I loved the music at Fenway. The PA system is crystal clear and we could hear perfectly anywhere we went. The best moment for me was during a sudden rain delay, as they were moving fans out of the stands due to lightning, when “Love, Reign O’er Me” by the Who came pounding out of the speakers. The focus is on classics and not on the hits of the day.
There is no Diamondvision or enormous video screen on which between-innings “entertainment” can be forced on the crowd. There is a screen, but it’s so small that it doesn’t overshadow you and you can easily ignore it.
Level of fan knowledge: I know so many smart Red Sox bloggers that we were shocked by the lack of knowledge of the people around us on both days. People had never seen a scorecard before, and didn’t seem to know much about who was actually on the field at the time. This could have been a total fluke, however. However, the fans do mostly restrict their movement to inbetween innings, and are on their feet and cheering whenever appropriate.
Food: The food is standard ballpark food. You do have clam chowder and lobster rolls available. There are also deli sandwiches, and healthy options like fruit cups and vegetable cups. If you want any of those, I would advise you to take advantage of the Fenway Family Hour, which is the first hour after the ballpark opens, when 9 food items, including the fruit and vegetables, are offered at half price. The fruit cup is a portion worth $2.50; it is not worth the $5 you will pay the rest of the time. Vendors in the stands were plentiful and efficient.
The sign to me that the food operation at Fenway was efficient was during the first night we were there, which was uncharacteristically cold. The day had been so warm that many people were not dressed warmly enough once the sun went down. As a result, the coffee line was ridiculously long. However, it moved quickly, and they did not run out of coffee. Yes, I had to wait half an inning, but I got coffee in a decent sized cup. (If this had been at my home ballpark, I would still be waiting (or would have waited two innings only for the to run out.)

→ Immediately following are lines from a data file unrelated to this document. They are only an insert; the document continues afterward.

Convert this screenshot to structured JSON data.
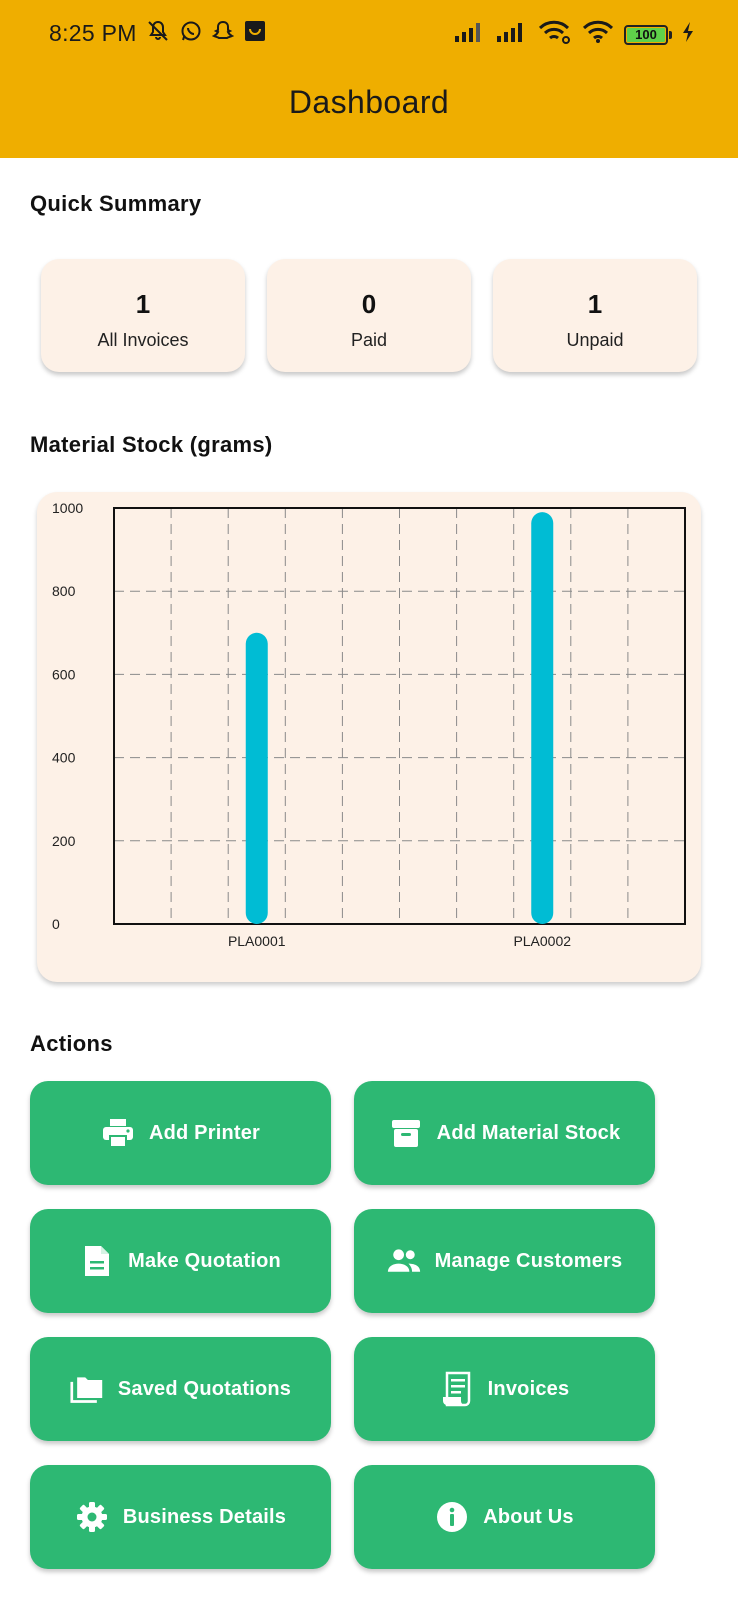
{
  "status_bar": {
    "time": "8:25 PM",
    "battery": "100",
    "left_icons": [
      "muted-bell-icon",
      "whatsapp-icon",
      "snapchat-icon",
      "shop-icon"
    ],
    "right_icons": [
      "signal-icon",
      "signal-icon",
      "wifi-link-icon",
      "wifi-icon",
      "battery-icon",
      "charging-icon"
    ]
  },
  "header": {
    "title": "Dashboard",
    "color": "#EFAE00"
  },
  "quick_summary": {
    "title": "Quick Summary",
    "cards": [
      {
        "value": "1",
        "label": "All Invoices"
      },
      {
        "value": "0",
        "label": "Paid"
      },
      {
        "value": "1",
        "label": "Unpaid"
      }
    ]
  },
  "material_stock": {
    "title": "Material Stock (grams)"
  },
  "chart_data": {
    "type": "bar",
    "categories": [
      "PLA0001",
      "PLA0002"
    ],
    "values": [
      700,
      990
    ],
    "title": "Material Stock (grams)",
    "xlabel": "",
    "ylabel": "",
    "ylim": [
      0,
      1000
    ],
    "yticks": [
      "0",
      "200",
      "400",
      "600",
      "800",
      "1000"
    ],
    "grid": true,
    "bar_color": "#00BCD4"
  },
  "actions": {
    "title": "Actions",
    "color": "#2DB873",
    "buttons": [
      {
        "label": "Add Printer",
        "icon": "printer-icon"
      },
      {
        "label": "Add Material Stock",
        "icon": "archive-box-icon"
      },
      {
        "label": "Make Quotation",
        "icon": "document-icon"
      },
      {
        "label": "Manage Customers",
        "icon": "people-icon"
      },
      {
        "label": "Saved Quotations",
        "icon": "folders-icon"
      },
      {
        "label": "Invoices",
        "icon": "receipt-icon"
      },
      {
        "label": "Business Details",
        "icon": "gear-icon"
      },
      {
        "label": "About Us",
        "icon": "info-icon"
      }
    ]
  }
}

Beer: There is lots of beer to drink. I do not drink at games, so I cannot help you with this.
Tours: It seems that the tours offered on non-game days, or out of season, are more interesting and comprehensive than the ones during the season. We loved the tour we took in the winter a few years back, but heard that the one in the summer was nowhere near as good. In the winter, since the Red Sox are always renovating something, you may not get to see something – in our case, in November, we couldn’t go on top of the Green Monster – but in the summer, we heard that the tour was basically taking people to the luxury boxes and the Green Monster and that was it.
Traveling to the ballpark: The Green line stops at Fenway and Kenmore; Kenmore is closer to the ballpark. Trains run until 12:45 at night. There is parking, but it is expensive ($25 minimum). Be friendly, take public transportation.
If you don’t need to stay in Boston proper, do what we did on the advice of Bostonian friends and stay West of the city in the Newton area. The Green line runs straight to Fenway, there is ample parking at the T station, and we paid $25 for parking and transportation total as opposed to the minimum $25 parking (not to mention the headaches getting into Boston and getting out after the game). Hotels are also much cheaper.
While I enjoyed visiting Fenway very much, and will continue to enjoy it whenever the Mets are there for interleague play, I am glad I am not a fan of an AL team who is there regularly. The uncomfortable seats and the jockeying for tickets on the secondary market would drive me crazy. But the sight of hundreds of flashes going off as Jonathan Papelbon ran on the field and the feeling of a full ballpark completely engaged in the game makes it an absolutely worthwhile experience.